> _About this task_
A faithful copy of the whole listing is the goal. Match it exactly.

> _Dataset content_
== == ==
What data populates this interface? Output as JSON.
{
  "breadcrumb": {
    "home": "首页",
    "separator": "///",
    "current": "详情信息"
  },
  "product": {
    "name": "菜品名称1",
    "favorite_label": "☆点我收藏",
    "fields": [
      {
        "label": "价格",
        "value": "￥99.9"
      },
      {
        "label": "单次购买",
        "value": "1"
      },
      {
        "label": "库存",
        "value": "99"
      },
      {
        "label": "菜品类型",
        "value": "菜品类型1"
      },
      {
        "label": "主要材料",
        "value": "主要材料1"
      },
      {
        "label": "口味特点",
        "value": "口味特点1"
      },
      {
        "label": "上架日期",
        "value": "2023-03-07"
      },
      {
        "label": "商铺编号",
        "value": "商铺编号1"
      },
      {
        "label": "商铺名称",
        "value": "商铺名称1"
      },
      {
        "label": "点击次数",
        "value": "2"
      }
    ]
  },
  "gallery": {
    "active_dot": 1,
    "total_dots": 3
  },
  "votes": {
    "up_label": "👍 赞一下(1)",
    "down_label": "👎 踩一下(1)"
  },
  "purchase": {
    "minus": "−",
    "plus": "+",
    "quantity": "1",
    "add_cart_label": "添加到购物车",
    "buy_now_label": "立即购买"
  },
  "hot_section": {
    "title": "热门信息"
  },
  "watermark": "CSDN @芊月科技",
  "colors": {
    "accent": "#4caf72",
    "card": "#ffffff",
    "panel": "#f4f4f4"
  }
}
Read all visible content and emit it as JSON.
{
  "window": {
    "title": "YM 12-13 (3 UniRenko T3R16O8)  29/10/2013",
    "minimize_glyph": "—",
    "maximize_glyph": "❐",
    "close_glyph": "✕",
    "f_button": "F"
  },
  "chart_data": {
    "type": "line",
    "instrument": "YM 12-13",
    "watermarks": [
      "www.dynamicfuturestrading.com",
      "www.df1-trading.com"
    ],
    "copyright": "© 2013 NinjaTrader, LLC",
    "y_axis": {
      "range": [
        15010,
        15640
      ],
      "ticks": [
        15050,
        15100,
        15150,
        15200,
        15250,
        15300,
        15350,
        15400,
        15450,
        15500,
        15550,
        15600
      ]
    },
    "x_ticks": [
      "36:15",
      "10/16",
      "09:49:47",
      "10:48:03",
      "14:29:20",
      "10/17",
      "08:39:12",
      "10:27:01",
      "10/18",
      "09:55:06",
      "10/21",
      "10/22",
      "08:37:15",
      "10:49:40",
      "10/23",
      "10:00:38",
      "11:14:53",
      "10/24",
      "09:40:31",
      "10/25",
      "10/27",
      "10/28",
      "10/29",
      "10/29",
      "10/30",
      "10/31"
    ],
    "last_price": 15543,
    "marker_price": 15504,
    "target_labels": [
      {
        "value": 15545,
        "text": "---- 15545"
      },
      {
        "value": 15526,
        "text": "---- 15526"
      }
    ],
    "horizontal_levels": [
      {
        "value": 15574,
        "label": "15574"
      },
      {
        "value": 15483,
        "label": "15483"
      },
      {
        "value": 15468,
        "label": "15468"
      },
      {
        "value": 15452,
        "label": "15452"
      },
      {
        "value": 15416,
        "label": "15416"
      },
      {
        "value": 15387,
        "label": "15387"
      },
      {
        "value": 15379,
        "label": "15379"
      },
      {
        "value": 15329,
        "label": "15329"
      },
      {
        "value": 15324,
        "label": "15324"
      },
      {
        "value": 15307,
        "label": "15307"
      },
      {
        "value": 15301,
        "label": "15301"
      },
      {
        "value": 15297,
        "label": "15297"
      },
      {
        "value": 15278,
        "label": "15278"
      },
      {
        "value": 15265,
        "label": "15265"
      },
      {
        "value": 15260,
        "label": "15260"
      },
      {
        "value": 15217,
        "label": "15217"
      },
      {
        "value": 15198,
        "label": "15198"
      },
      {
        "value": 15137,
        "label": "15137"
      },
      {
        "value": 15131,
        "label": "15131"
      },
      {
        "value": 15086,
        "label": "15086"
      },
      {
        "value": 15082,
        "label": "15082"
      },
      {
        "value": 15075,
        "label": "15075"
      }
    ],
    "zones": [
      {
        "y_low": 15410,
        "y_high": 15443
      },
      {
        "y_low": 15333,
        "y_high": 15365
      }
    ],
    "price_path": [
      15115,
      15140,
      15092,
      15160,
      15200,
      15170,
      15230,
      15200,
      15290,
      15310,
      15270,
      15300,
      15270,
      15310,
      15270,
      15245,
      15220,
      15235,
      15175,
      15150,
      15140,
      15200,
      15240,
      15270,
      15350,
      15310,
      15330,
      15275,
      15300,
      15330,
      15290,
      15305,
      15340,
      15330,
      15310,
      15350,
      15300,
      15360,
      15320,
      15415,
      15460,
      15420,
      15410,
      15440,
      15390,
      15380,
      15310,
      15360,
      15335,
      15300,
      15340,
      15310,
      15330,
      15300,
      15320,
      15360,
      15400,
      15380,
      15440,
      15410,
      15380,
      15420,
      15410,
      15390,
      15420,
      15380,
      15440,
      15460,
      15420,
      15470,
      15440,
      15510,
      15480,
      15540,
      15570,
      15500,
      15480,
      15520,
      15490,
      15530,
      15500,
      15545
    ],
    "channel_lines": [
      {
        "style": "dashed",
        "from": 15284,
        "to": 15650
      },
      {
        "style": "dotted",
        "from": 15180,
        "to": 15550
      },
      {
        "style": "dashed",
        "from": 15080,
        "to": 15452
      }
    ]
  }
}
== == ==
> _Written solution_
What data populates this interface? Output as JSON.
{
  "breadcrumb": {
    "home": "首页",
    "separator": "///",
    "current": "详情信息"
  },
  "product": {
    "name": "菜品名称1",
    "favorite_label": "☆点我收藏",
    "fields": [
      {
        "label": "价格",
        "value": "￥99.9"
      },
      {
        "label": "单次购买",
        "value": "1"
      },
      {
        "label": "库存",
        "value": "99"
      },
      {
        "label": "菜品类型",
        "value": "菜品类型1"
      },
      {
        "label": "主要材料",
        "value": "主要材料1"
      },
      {
        "label": "口味特点",
        "value": "口味特点1"
      },
      {
        "label": "上架日期",
        "value": "2023-03-07"
      },
      {
        "label": "商铺编号",
        "value": "商铺编号1"
      },
      {
        "label": "商铺名称",
        "value": "商铺名称1"
      },
      {
        "label": "点击次数",
        "value": "2"
      }
    ]
  },
  "gallery": {
    "active_dot": 1,
    "total_dots": 3
  },
  "votes": {
    "up_label": "👍 赞一下(1)",
    "down_label": "👎 踩一下(1)"
  },
  "purchase": {
    "minus": "−",
    "plus": "+",
    "quantity": "1",
    "add_cart_label": "添加到购物车",
    "buy_now_label": "立即购买"
  },
  "hot_section": {
    "title": "热门信息"
  },
  "watermark": "CSDN @芊月科技",
  "colors": {
    "accent": "#4caf72",
    "card": "#ffffff",
    "panel": "#f4f4f4"
  }
}
Read all visible content and emit it as JSON.
{
  "window": {
    "title": "YM 12-13 (3 UniRenko T3R16O8)  29/10/2013",
    "minimize_glyph": "—",
    "maximize_glyph": "❐",
    "close_glyph": "✕",
    "f_button": "F"
  },
  "chart_data": {
    "type": "line",
    "instrument": "YM 12-13",
    "watermarks": [
      "www.dynamicfuturestrading.com",
      "www.df1-trading.com"
    ],
    "copyright": "© 2013 NinjaTrader, LLC",
    "y_axis": {
      "range": [
        15010,
        15640
      ],
      "ticks": [
        15050,
        15100,
        15150,
        15200,
        15250,
        15300,
        15350,
        15400,
        15450,
        15500,
        15550,
        15600
      ]
    },
    "x_ticks": [
      "36:15",
      "10/16",
      "09:49:47",
      "10:48:03",
      "14:29:20",
      "10/17",
      "08:39:12",
      "10:27:01",
      "10/18",
      "09:55:06",
      "10/21",
      "10/22",
      "08:37:15",
      "10:49:40",
      "10/23",
      "10:00:38",
      "11:14:53",
      "10/24",
      "09:40:31",
      "10/25",
      "10/27",
      "10/28",
      "10/29",
      "10/29",
      "10/30",
      "10/31"
    ],
    "last_price": 15543,
    "marker_price": 15504,
    "target_labels": [
      {
        "value": 15545,
        "text": "---- 15545"
      },
      {
        "value": 15526,
        "text": "---- 15526"
      }
    ],
    "horizontal_levels": [
      {
        "value": 15574,
        "label": "15574"
      },
      {
        "value": 15483,
        "label": "15483"
      },
      {
        "value": 15468,
        "label": "15468"
      },
      {
        "value": 15452,
        "label": "15452"
      },
      {
        "value": 15416,
        "label": "15416"
      },
      {
        "value": 15387,
        "label": "15387"
      },
      {
        "value": 15379,
        "label": "15379"
      },
      {
        "value": 15329,
        "label": "15329"
      },
      {
        "value": 15324,
        "label": "15324"
      },
      {
        "value": 15307,
        "label": "15307"
      },
      {
        "value": 15301,
        "label": "15301"
      },
      {
        "value": 15297,
        "label": "15297"
      },
      {
        "value": 15278,
        "label": "15278"
      },
      {
        "value": 15265,
        "label": "15265"
      },
      {
        "value": 15260,
        "label": "15260"
      },
      {
        "value": 15217,
        "label": "15217"
      },
      {
        "value": 15198,
        "label": "15198"
      },
      {
        "value": 15137,
        "label": "15137"
      },
      {
        "value": 15131,
        "label": "15131"
      },
      {
        "value": 15086,
        "label": "15086"
      },
      {
        "value": 15082,
        "label": "15082"
      },
      {
        "value": 15075,
        "label": "15075"
      }
    ],
    "zones": [
      {
        "y_low": 15410,
        "y_high": 15443
      },
      {
        "y_low": 15333,
        "y_high": 15365
      }
    ],
    "price_path": [
      15115,
      15140,
      15092,
      15160,
      15200,
      15170,
      15230,
      15200,
      15290,
      15310,
      15270,
      15300,
      15270,
      15310,
      15270,
      15245,
      15220,
      15235,
      15175,
      15150,
      15140,
      15200,
      15240,
      15270,
      15350,
      15310,
      15330,
      15275,
      15300,
      15330,
      15290,
      15305,
      15340,
      15330,
      15310,
      15350,
      15300,
      15360,
      15320,
      15415,
      15460,
      15420,
      15410,
      15440,
      15390,
      15380,
      15310,
      15360,
      15335,
      15300,
      15340,
      15310,
      15330,
      15300,
      15320,
      15360,
      15400,
      15380,
      15440,
      15410,
      15380,
      15420,
      15410,
      15390,
      15420,
      15380,
      15440,
      15460,
      15420,
      15470,
      15440,
      15510,
      15480,
      15540,
      15570,
      15500,
      15480,
      15520,
      15490,
      15530,
      15500,
      15545
    ],
    "channel_lines": [
      {
        "style": "dashed",
        "from": 15284,
        "to": 15650
      },
      {
        "style": "dotted",
        "from": 15180,
        "to": 15550
      },
      {
        "style": "dashed",
        "from": 15080,
        "to": 15452
      }
    ]
  }
}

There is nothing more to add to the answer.